Philippine taxes on sugary drinks could avert thousands of deaths by diabetes, stroke and heart failure, World Health Organisation says
- Nearly 6,000 deaths related to diabetes, 8,000 from stroke and more than 10,000 from heart diseases are expected to be avoided over the next 20 years
The Philippines could avert 24,000 premature deaths linked to diseases such as diabetes, stroke and heart failure in the next two decades after it adopted taxes on sugar-sweetened beverages, the World Health Organisation (WHO) said on Wednesday.
The taxes levied this year could cut consumption and avoid nearly 6,000 deaths related to diabetes, 8,000 from stroke and more than 10,000 from heart diseases over 20 years, a WHO research study showed.
“The new sugar-sweetened beverage tax may help reduce obesity-related premature deaths and improve financial well-being in the Philippines,” the researchers said.
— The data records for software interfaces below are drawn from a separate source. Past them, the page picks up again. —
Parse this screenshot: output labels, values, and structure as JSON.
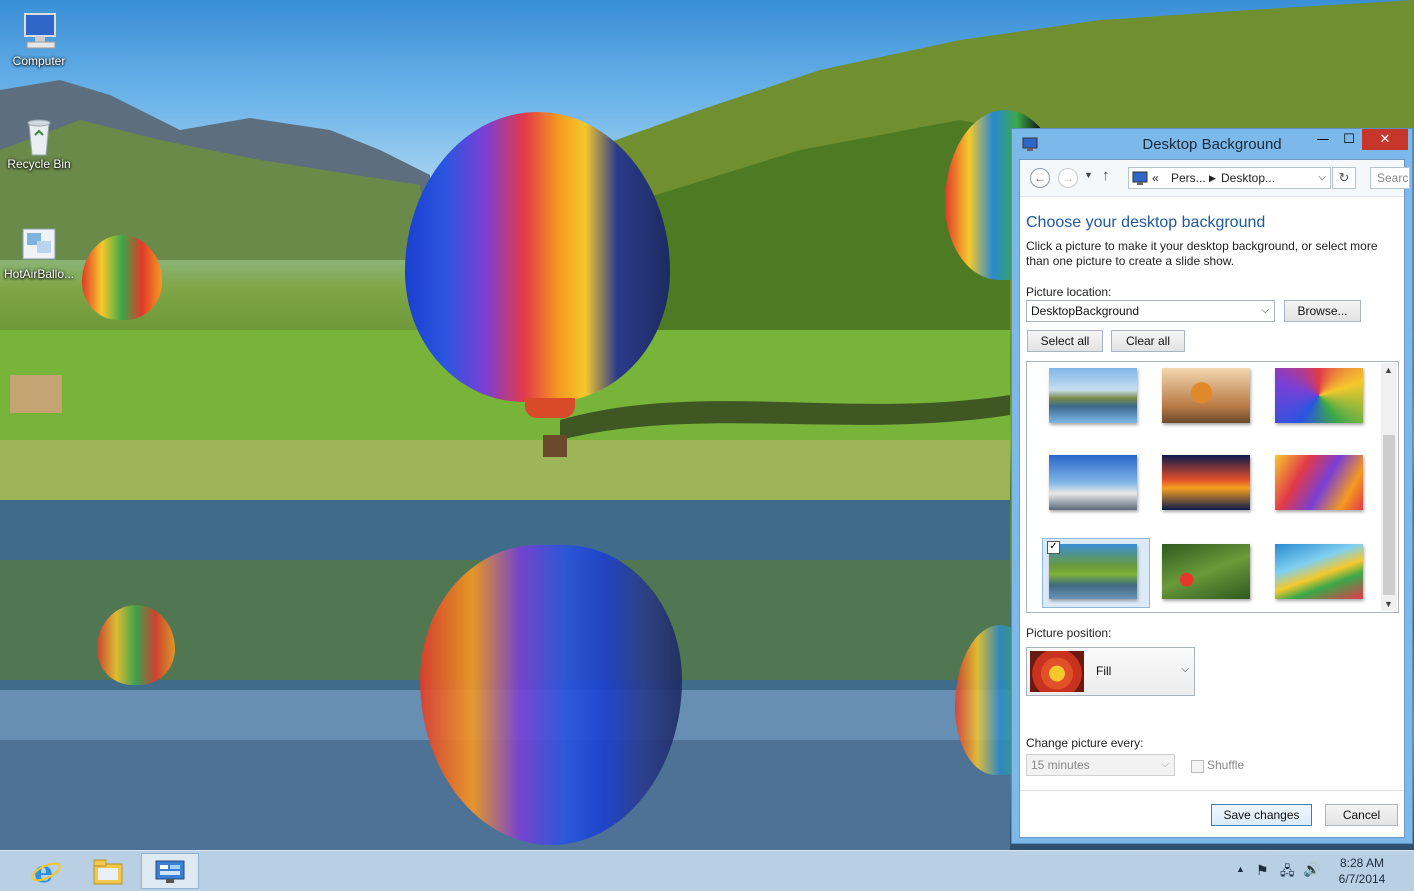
{
  "desktop": {
    "icons": [
      {
        "label": "Computer",
        "icon": "computer-icon"
      },
      {
        "label": "Recycle Bin",
        "icon": "recycle-bin-icon"
      },
      {
        "label": "HotAirBallo...",
        "icon": "theme-file-icon"
      }
    ]
  },
  "taskbar": {
    "apps": [
      {
        "name": "Internet Explorer",
        "icon": "internet-explorer-icon"
      },
      {
        "name": "File Explorer",
        "icon": "file-explorer-icon"
      },
      {
        "name": "Control Panel",
        "icon": "control-panel-icon"
      }
    ],
    "time": "8:28 AM",
    "date": "6/7/2014"
  },
  "window": {
    "title": "Desktop Background",
    "breadcrumb": {
      "sep": "«",
      "item1": "Pers...",
      "item2": "Desktop..."
    },
    "search_placeholder": "Search",
    "heading": "Choose your desktop background",
    "description": "Click a picture to make it your desktop background, or select more than one picture to create a slide show.",
    "picture_location_label": "Picture location:",
    "picture_location_value": "DesktopBackground",
    "browse_label": "Browse...",
    "select_all_label": "Select all",
    "clear_all_label": "Clear all",
    "thumbnails": [
      {
        "checked": false
      },
      {
        "checked": false
      },
      {
        "checked": false
      },
      {
        "checked": false
      },
      {
        "checked": false
      },
      {
        "checked": false
      },
      {
        "checked": true
      },
      {
        "checked": false
      },
      {
        "checked": false
      }
    ],
    "picture_position_label": "Picture position:",
    "picture_position_value": "Fill",
    "change_every_label": "Change picture every:",
    "change_every_value": "15 minutes",
    "shuffle_label": "Shuffle",
    "save_label": "Save changes",
    "cancel_label": "Cancel"
  },
  "colors": {
    "accent": "#1e5aa0",
    "close": "#c7362b",
    "titlebar": "#7db8ea"
  }
}
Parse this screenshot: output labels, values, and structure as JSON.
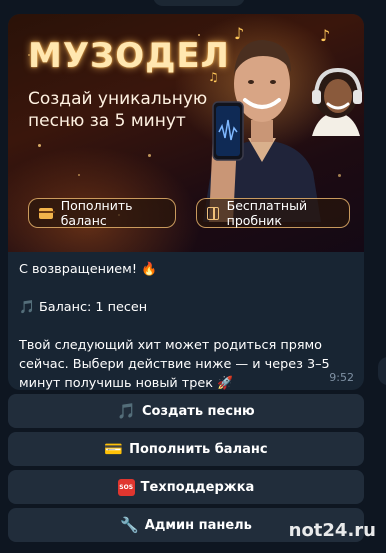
{
  "message": {
    "banner": {
      "brand": "МУЗОДЕЛ",
      "subtitle_line1": "Создай уникальную",
      "subtitle_line2": "песню за 5 минут",
      "buttons": [
        {
          "label": "Пополнить баланс",
          "icon": "credit-card-icon"
        },
        {
          "label": "Бесплатный пробник",
          "icon": "gift-icon"
        }
      ]
    },
    "lines": [
      "С возвращением! 🔥",
      "🎵 Баланс: 1 песен",
      "Твой следующий хит может родиться прямо сейчас. Выбери действие ниже — и через 3–5 минут получишь новый трек 🚀"
    ],
    "time": "9:52"
  },
  "keyboard": [
    {
      "emoji": "🎵",
      "label": "Создать песню"
    },
    {
      "emoji": "💳",
      "label": "Пополнить баланс"
    },
    {
      "emoji": "SOS",
      "label": "Техподдержка"
    },
    {
      "emoji": "🔧",
      "label": "Админ панель"
    }
  ],
  "watermark": "not24.ru",
  "colors": {
    "background": "#0e1621",
    "bubble": "#182533",
    "keyboard_button": "#212d3b",
    "accent": "#ffc85a"
  }
}
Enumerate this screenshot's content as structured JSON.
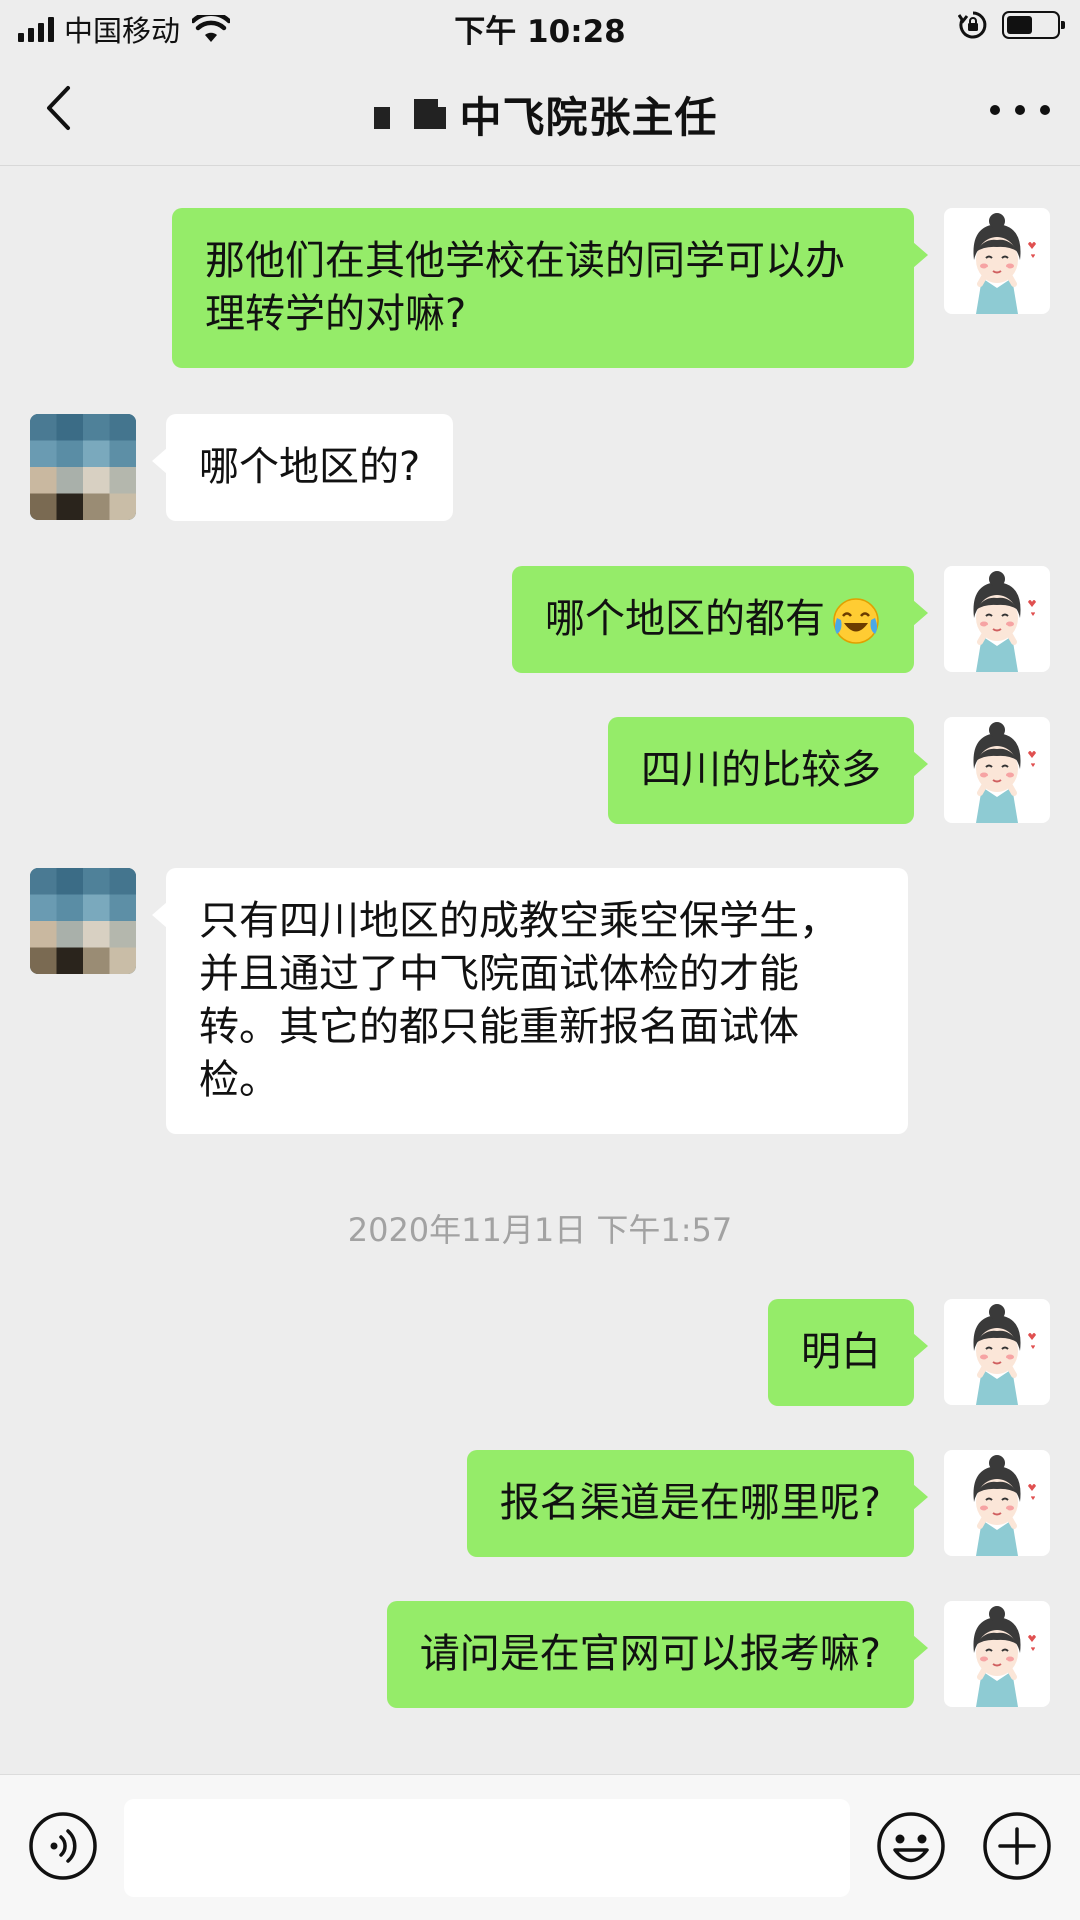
{
  "status_bar": {
    "carrier": "中国移动",
    "time": "下午 10:28",
    "battery_level": 0.55
  },
  "header": {
    "title": "中飞院张主任"
  },
  "messages": [
    {
      "side": "me",
      "text": "那他们在其他学校在读的同学可以办理转学的对嘛?"
    },
    {
      "side": "them",
      "text": "哪个地区的?"
    },
    {
      "side": "me",
      "text": "哪个地区的都有",
      "emoji": "face-with-tears-of-joy"
    },
    {
      "side": "me",
      "text": "四川的比较多"
    },
    {
      "side": "them",
      "text": "只有四川地区的成教空乘空保学生，并且通过了中飞院面试体检的才能转。其它的都只能重新报名面试体检。"
    },
    {
      "side": "me",
      "text": "明白"
    },
    {
      "side": "me",
      "text": "报名渠道是在哪里呢?"
    },
    {
      "side": "me",
      "text": "请问是在官网可以报考嘛?"
    }
  ],
  "timestamp": "2020年11月1日 下午1:57",
  "input_bar": {
    "placeholder": "",
    "icons": [
      "voice-icon",
      "emoji-icon",
      "plus-icon"
    ]
  },
  "colors": {
    "background": "#ededed",
    "my_bubble": "#95ec69",
    "their_bubble": "#ffffff",
    "timestamp_text": "#a2a2a2"
  }
}
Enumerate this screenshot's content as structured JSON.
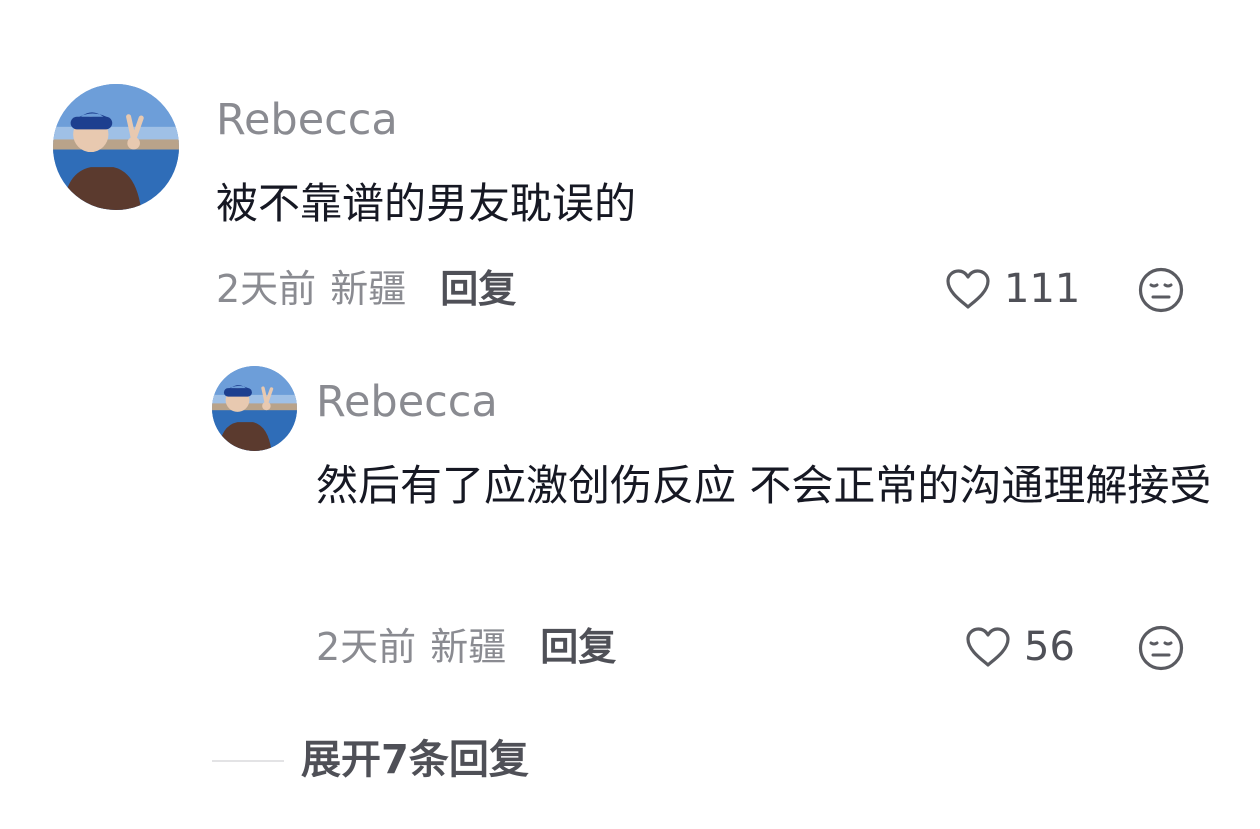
{
  "comment": {
    "username": "Rebecca",
    "text": "被不靠谱的男友耽误的",
    "time": "2天前",
    "location": "新疆",
    "reply_label": "回复",
    "likes": "111"
  },
  "reply": {
    "username": "Rebecca",
    "text": "然后有了应激创伤反应 不会正常的沟通理解接受",
    "time": "2天前",
    "location": "新疆",
    "reply_label": "回复",
    "likes": "56"
  },
  "expand_replies_label": "展开7条回复",
  "icons": {
    "like": "heart-outline-icon",
    "dislike": "meh-face-icon"
  },
  "colors": {
    "primary_text": "#161823",
    "secondary_text": "#8a8b91",
    "action_text": "#4f5057"
  }
}
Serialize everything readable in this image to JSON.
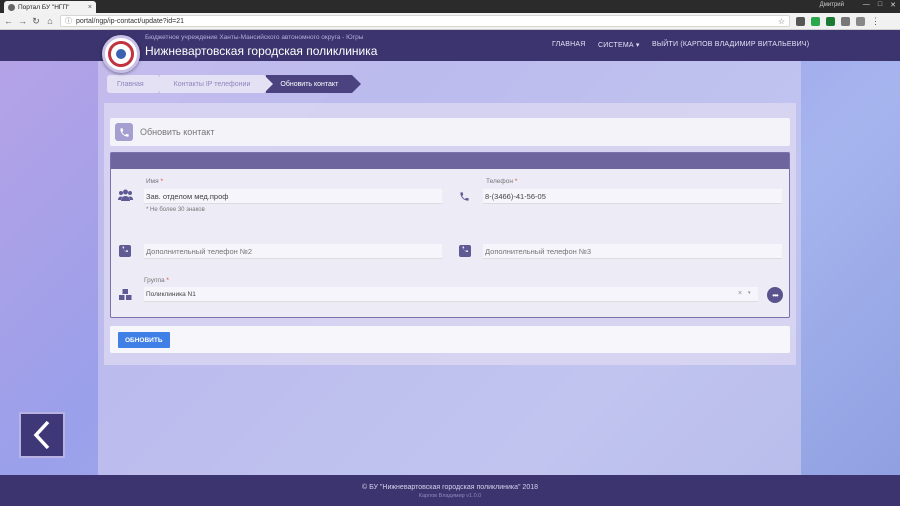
{
  "browser": {
    "tab_title": "Портал БУ \"НГП\"",
    "tab_close": "×",
    "user": "Дмитрий",
    "url": "portal/ngp/ip-contact/update?id=21",
    "win_controls": [
      "—",
      "□",
      "✕"
    ]
  },
  "header": {
    "subtitle": "Бюджетное учреждение Ханты-Мансийского автономного округа - Югры",
    "brand": "Нижневартовская городская поликлиника",
    "nav": {
      "home": "ГЛАВНАЯ",
      "system": "СИСТЕМА ▾",
      "logout": "ВЫЙТИ (КАРПОВ ВЛАДИМИР ВИТАЛЬЕВИЧ)"
    }
  },
  "breadcrumb": [
    "Главная",
    "Контакты IP телефонии",
    "Обновить контакт"
  ],
  "page": {
    "title": "Обновить контакт"
  },
  "form": {
    "name": {
      "label": "Имя",
      "required": "*",
      "value": "Зав. отделом мед.проф",
      "hint": "* Не более 30 знаков"
    },
    "phone": {
      "label": "Телефон",
      "required": "*",
      "value": "8-(3466)-41-56-05"
    },
    "phone2": {
      "placeholder": "Дополнительный телефон №2"
    },
    "phone3": {
      "placeholder": "Дополнительный телефон №3"
    },
    "group": {
      "label": "Группа",
      "required": "*",
      "value": "Поликлиника N1",
      "clear": "×",
      "caret": "▾"
    },
    "submit": "ОБНОВИТЬ"
  },
  "footer": {
    "copyright": "© БУ \"Нижневартовская городская поликлиника\" 2018",
    "version": "Карпов Владимир    v1.0.0"
  },
  "colors": {
    "header": "#3b346e",
    "accent": "#3f7fe6",
    "form_head": "#6e659f"
  }
}
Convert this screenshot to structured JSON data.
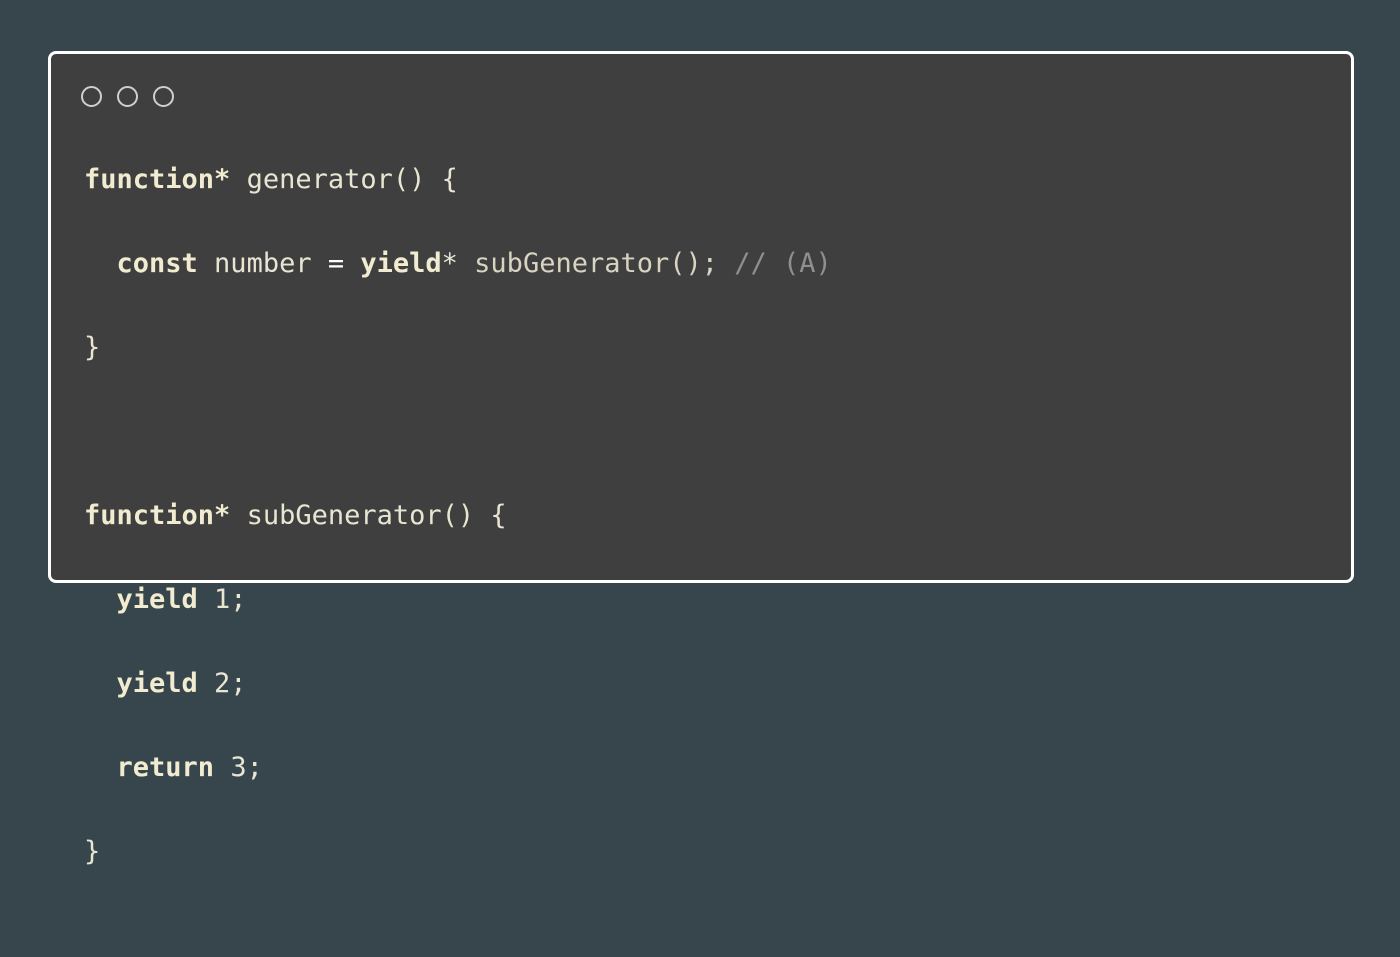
{
  "window": {
    "controls": [
      "close",
      "minimize",
      "maximize"
    ]
  },
  "code": {
    "lines": [
      {
        "tokens": [
          {
            "text": "function*",
            "type": "keyword"
          },
          {
            "text": " generator() {",
            "type": "plain"
          }
        ]
      },
      {
        "tokens": [
          {
            "text": "  ",
            "type": "plain"
          },
          {
            "text": "const",
            "type": "keyword"
          },
          {
            "text": " number ",
            "type": "plain"
          },
          {
            "text": "=",
            "type": "operator"
          },
          {
            "text": " ",
            "type": "plain"
          },
          {
            "text": "yield",
            "type": "keyword"
          },
          {
            "text": "* ",
            "type": "plain"
          },
          {
            "text": "subGenerator();",
            "type": "call"
          },
          {
            "text": " // (A)",
            "type": "comment"
          }
        ]
      },
      {
        "tokens": [
          {
            "text": "}",
            "type": "plain"
          }
        ]
      },
      {
        "tokens": [
          {
            "text": " ",
            "type": "plain"
          }
        ]
      },
      {
        "tokens": [
          {
            "text": "function*",
            "type": "keyword"
          },
          {
            "text": " subGenerator() {",
            "type": "plain"
          }
        ]
      },
      {
        "tokens": [
          {
            "text": "  ",
            "type": "plain"
          },
          {
            "text": "yield",
            "type": "keyword"
          },
          {
            "text": " 1;",
            "type": "plain"
          }
        ]
      },
      {
        "tokens": [
          {
            "text": "  ",
            "type": "plain"
          },
          {
            "text": "yield",
            "type": "keyword"
          },
          {
            "text": " 2;",
            "type": "plain"
          }
        ]
      },
      {
        "tokens": [
          {
            "text": "  ",
            "type": "plain"
          },
          {
            "text": "return",
            "type": "keyword"
          },
          {
            "text": " 3;",
            "type": "plain"
          }
        ]
      },
      {
        "tokens": [
          {
            "text": "}",
            "type": "plain"
          }
        ]
      }
    ]
  },
  "colors": {
    "background": "#37464d",
    "window": "#3f3f3f",
    "window_border": "#ffffff",
    "keyword": "#f1ebcf",
    "text": "#e9e5d3",
    "comment": "#8f8f8f"
  }
}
The taxes, part of a series of reforms aimed at helping to fund infrastructure, could yield health care savings of about US$627 million and annual revenue of US$813 million, they added.
The high consumption of colas was the main driver of obesity, swelling the burden of non-communicable diseases, the WHO said.
Retail prices of sugar-sweetened beverages have risen as much as 13 per cent after the Philippines imposed the taxes in January, joining 27 countries with similar levies.
The WHO has backed taxation as a way of curbing rising obesity if retail prices rise 10 per cent to 20 per cent to cut consumption.
In 2013, 31 per cent of the total Philippine adult population of 56.3 million was overweight, the agency said, with the proportion of overweight youth nearly doubling to 8.3 per cent from close to 5 per cent within just a decade.
Countries such as Britain, Belgium, France, Hungary and Mexico have adopted, or are about to adopt, similar taxes, although Scandinavian nations have used them for years.
A study published last year on the impact of Mexico’s tax on sugary drinks showed it cut purchases by more than 5 per cent in the first year, and nearly 10 per cent in 2015, the second year.